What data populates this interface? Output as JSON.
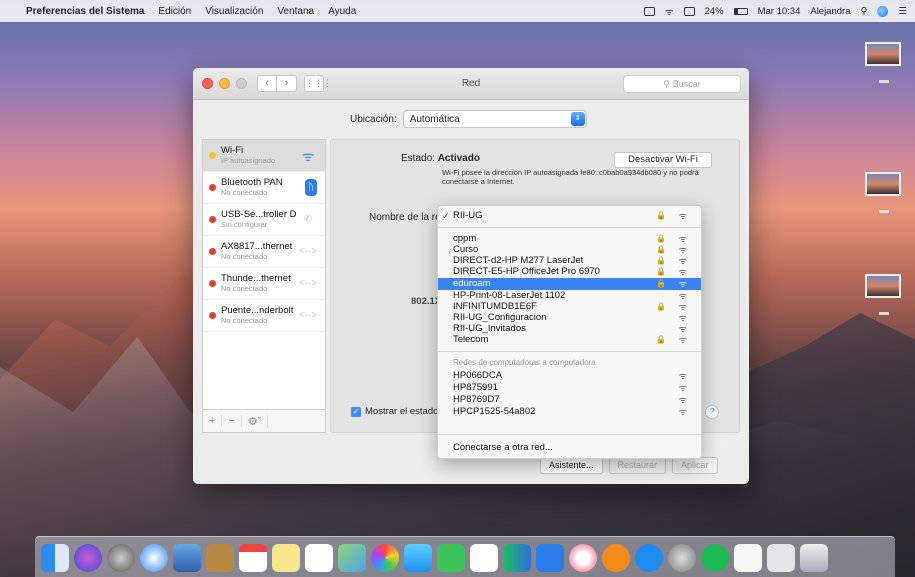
{
  "menubar": {
    "app": "Preferencias del Sistema",
    "items": [
      "Edición",
      "Visualización",
      "Ventana",
      "Ayuda"
    ],
    "battery": "24%",
    "clock": "Mar 10:34",
    "user": "Alejandra"
  },
  "window": {
    "title": "Red",
    "search_placeholder": "Buscar",
    "location_label": "Ubicación:",
    "location_value": "Automática"
  },
  "services": [
    {
      "name": "Wi-Fi",
      "status": "IP autoasignado",
      "dot": "yellow",
      "icon": "wifi-icon"
    },
    {
      "name": "Bluetooth PAN",
      "status": "No conectado",
      "dot": "red",
      "icon": "bluetooth-icon"
    },
    {
      "name": "USB-Se...troller D",
      "status": "Sin configurar",
      "dot": "red",
      "icon": "phone-icon"
    },
    {
      "name": "AX8817...thernet",
      "status": "No conectado",
      "dot": "red",
      "icon": "ethernet-icon"
    },
    {
      "name": "Thunde...thernet",
      "status": "No conectado",
      "dot": "red",
      "icon": "ethernet-icon"
    },
    {
      "name": "Puente...nderbolt",
      "status": "No conectado",
      "dot": "red",
      "icon": "ethernet-icon"
    }
  ],
  "panel": {
    "status_label": "Estado:",
    "status_value": "Activado",
    "deactivate_button": "Desactivar Wi-Fi",
    "description": "Wi-Fi posee la dirección IP autoasignada fe80::c0bab0a934db080 y no podrá conectarse a Internet.",
    "network_name_label": "Nombre de la red",
    "label_8021x": "802.1X",
    "show_status": "Mostrar el estado",
    "help": "?"
  },
  "menu": {
    "current": "RII-UG",
    "networks": [
      {
        "name": "cppm",
        "lock": true
      },
      {
        "name": "Curso",
        "lock": true
      },
      {
        "name": "DIRECT-d2-HP M277 LaserJet",
        "lock": true
      },
      {
        "name": "DIRECT-E5-HP OfficeJet Pro 6970",
        "lock": true
      },
      {
        "name": "eduroam",
        "lock": true,
        "selected": true
      },
      {
        "name": "HP-Print-08-LaserJet 1102",
        "lock": false
      },
      {
        "name": "INFINITUMDB1E6F",
        "lock": true
      },
      {
        "name": "RII-UG_Configuracion",
        "lock": false
      },
      {
        "name": "RII-UG_Invitados",
        "lock": false
      },
      {
        "name": "Telecom",
        "lock": true
      }
    ],
    "section_title": "Redes de computadoras a computadora",
    "computer_networks": [
      "HP066DCA",
      "HP875991",
      "HP8769D7",
      "HPCP1525-54a802"
    ],
    "join_other": "Conectarse a otra red..."
  },
  "buttons": {
    "assistant": "Asistente...",
    "revert": "Restaurar",
    "apply": "Aplicar"
  },
  "glyphs": {
    "apple": "",
    "lock": "🔒",
    "wifi": "ᯤ",
    "check": "✓",
    "chevron_up_down": "⇕"
  }
}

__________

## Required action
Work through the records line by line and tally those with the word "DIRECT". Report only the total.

## Exercise output
2